People Who Are Stressed Say 'Really' and 'Incredibly' a Lot

11_9_Stressed Fans
Supporters of Eintracht Braunschweig look frustrated during the Bundesliga Playoff Leg 2 at Eintracht Stadion in Braunschweig, Germany, on May 29, 2017. The words you choose may say more about your stress levels than you realize, according to new research. Alexander Koerner/Bongarts/Getty Images

We have clear warning signs of stress, such as trouble sleeping and inability to focus, but others aren't quite as obvious. For example, the way you speak. The words you choose may say more about your stress levels than you realize, according to new research.

In a study published in Proceedings of the National Academy of Sciences, psychologists analyzed individuals' language patterns. They found that those who are more stressed overuse words such as "really" and "incredibly."

The study authors listened to more than 22,000 voice recordings captured by 143 participants. All of the clips were randomly collected over the course of two days, when voice recorders worn by the participants switched on every few minutes. After transcribing the clips, the researchers specifically kept an eye out for "function words," which are used to express a grammatical relationship.

"By themselves they don't have any meaning, but they clarify what's going on," study author Matthias Mehl, a psychologist at the University of Arizona, told Nature. Unlike nouns and verbs, function words "are produced more automatically and they betray a bit more about what's going on with the speaker," the researchers note.

Previous findings by Mehl and other academics have found that people use function words differently after experiencing adverse events. Therefore, they decided to compare the recorded language to the participant's self-reported stress and anxiety. They also looked for connections between these words and 50 genes that are known to be affected by threatening situations, such as terrorist attacks, low social status and personal crises.
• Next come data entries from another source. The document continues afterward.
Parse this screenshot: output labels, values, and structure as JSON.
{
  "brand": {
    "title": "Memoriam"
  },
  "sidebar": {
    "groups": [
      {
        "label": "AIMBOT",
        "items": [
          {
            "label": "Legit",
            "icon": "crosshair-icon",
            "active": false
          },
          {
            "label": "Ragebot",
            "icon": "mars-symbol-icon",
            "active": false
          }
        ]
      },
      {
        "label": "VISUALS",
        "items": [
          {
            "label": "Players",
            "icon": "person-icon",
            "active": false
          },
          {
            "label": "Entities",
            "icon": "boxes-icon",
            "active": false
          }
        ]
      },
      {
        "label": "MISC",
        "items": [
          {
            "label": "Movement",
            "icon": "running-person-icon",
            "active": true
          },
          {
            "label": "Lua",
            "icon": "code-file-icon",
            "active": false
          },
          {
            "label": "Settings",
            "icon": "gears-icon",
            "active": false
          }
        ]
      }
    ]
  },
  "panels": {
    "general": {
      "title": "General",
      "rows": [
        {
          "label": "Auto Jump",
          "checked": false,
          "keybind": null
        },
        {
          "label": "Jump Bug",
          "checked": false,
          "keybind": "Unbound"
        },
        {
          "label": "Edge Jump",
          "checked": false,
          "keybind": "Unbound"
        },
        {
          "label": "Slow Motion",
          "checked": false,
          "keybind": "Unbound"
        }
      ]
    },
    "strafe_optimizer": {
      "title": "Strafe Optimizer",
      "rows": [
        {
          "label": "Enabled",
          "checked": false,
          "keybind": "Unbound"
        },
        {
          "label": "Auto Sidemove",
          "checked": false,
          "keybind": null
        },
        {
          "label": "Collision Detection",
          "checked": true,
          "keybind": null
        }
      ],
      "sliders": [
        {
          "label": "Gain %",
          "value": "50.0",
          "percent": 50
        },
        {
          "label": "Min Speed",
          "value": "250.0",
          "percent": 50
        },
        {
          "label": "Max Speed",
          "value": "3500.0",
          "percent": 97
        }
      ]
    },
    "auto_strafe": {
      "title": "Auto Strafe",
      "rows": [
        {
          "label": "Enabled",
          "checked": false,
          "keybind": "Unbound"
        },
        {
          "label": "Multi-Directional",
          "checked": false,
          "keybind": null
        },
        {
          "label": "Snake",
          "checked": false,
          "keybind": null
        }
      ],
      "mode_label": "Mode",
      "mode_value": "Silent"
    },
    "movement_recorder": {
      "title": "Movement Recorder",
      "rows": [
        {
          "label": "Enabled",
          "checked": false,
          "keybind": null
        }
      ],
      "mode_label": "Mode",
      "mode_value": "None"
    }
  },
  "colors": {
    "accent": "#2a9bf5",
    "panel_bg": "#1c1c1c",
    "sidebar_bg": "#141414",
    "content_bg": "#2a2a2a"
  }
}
The findings revealed that the relationship between function words and DNA was a better predictor of stress than using self-reported measures of their emotional states.
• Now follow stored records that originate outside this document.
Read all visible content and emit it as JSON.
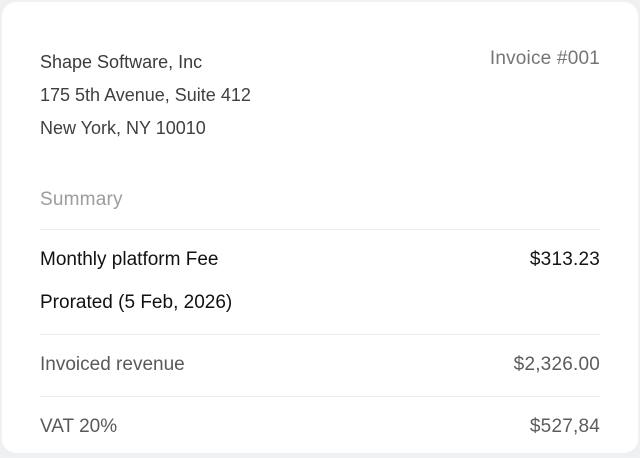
{
  "invoice": {
    "company": {
      "name": "Shape Software, Inc",
      "address_line1": "175 5th Avenue, Suite 412",
      "address_line2": "New York, NY 10010"
    },
    "invoice_number": "Invoice #001",
    "section_title": "Summary",
    "rows": [
      {
        "label": "Monthly platform Fee",
        "sublabel": "Prorated (5 Feb, 2026)",
        "amount": "$313.23"
      },
      {
        "label": "Invoiced revenue",
        "amount": "$2,326.00"
      },
      {
        "label": "VAT 20%",
        "amount": "$527,84"
      }
    ],
    "colors": {
      "card_background": "#ffffff",
      "page_background": "#eef0f1",
      "divider": "#ececec",
      "emphasis_text": "#111111",
      "muted_text": "#595959",
      "secondary_text": "#757575",
      "section_label_text": "#9c9c9c"
    }
  }
}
"Language reflects how people connect with their world, but who would ever have thought that gene expression would be related to language?" James Pennebaker, a psychologist at the University of Texas who has worked with Mehl, but who was not involved in this particular study, told Nature. "It's such an exciting new way of thinking."
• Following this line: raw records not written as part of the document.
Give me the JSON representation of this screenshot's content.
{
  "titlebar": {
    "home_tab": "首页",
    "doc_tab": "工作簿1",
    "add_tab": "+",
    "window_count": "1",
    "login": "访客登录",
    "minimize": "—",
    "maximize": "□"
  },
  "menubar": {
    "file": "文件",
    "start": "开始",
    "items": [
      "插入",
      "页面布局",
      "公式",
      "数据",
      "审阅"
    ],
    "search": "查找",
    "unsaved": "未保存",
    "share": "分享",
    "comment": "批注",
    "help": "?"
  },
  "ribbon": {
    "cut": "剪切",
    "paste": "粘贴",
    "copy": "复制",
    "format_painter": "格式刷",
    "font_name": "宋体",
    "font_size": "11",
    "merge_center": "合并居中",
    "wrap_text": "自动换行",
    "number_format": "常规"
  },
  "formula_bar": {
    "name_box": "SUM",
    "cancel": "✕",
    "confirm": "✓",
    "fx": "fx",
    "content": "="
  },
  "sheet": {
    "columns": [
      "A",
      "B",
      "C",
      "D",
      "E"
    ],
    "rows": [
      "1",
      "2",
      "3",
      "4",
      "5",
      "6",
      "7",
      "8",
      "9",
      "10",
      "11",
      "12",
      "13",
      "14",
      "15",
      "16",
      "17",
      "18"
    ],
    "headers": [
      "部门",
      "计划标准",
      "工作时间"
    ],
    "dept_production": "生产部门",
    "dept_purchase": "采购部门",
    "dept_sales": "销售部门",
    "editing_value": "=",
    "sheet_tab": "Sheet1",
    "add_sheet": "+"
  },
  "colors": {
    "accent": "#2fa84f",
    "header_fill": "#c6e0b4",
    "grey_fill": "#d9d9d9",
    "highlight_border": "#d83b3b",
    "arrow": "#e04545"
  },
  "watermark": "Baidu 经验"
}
Future studies should be conducted to better understand if language influences gene expression, or if gene expression influences language, the authors note in their paper.

Pennebaker—who pioneered function language research in the 1990s—found that the use of such words can give a glimpse into a person's life.

"When we analyze people's use of function words, we can get a sense of their emotional state and personality, and their age and social class," Pennebaker told the Harvard Business Review.

The words can even signal when a person is lying.

"Instead of saying, 'I didn't take your book,' a liar might say, 'That's not the kind of thing that anyone with integrity would do,' he said. "We've analyzed transcripts of court testimony, and the differences in speech patterns are really clear."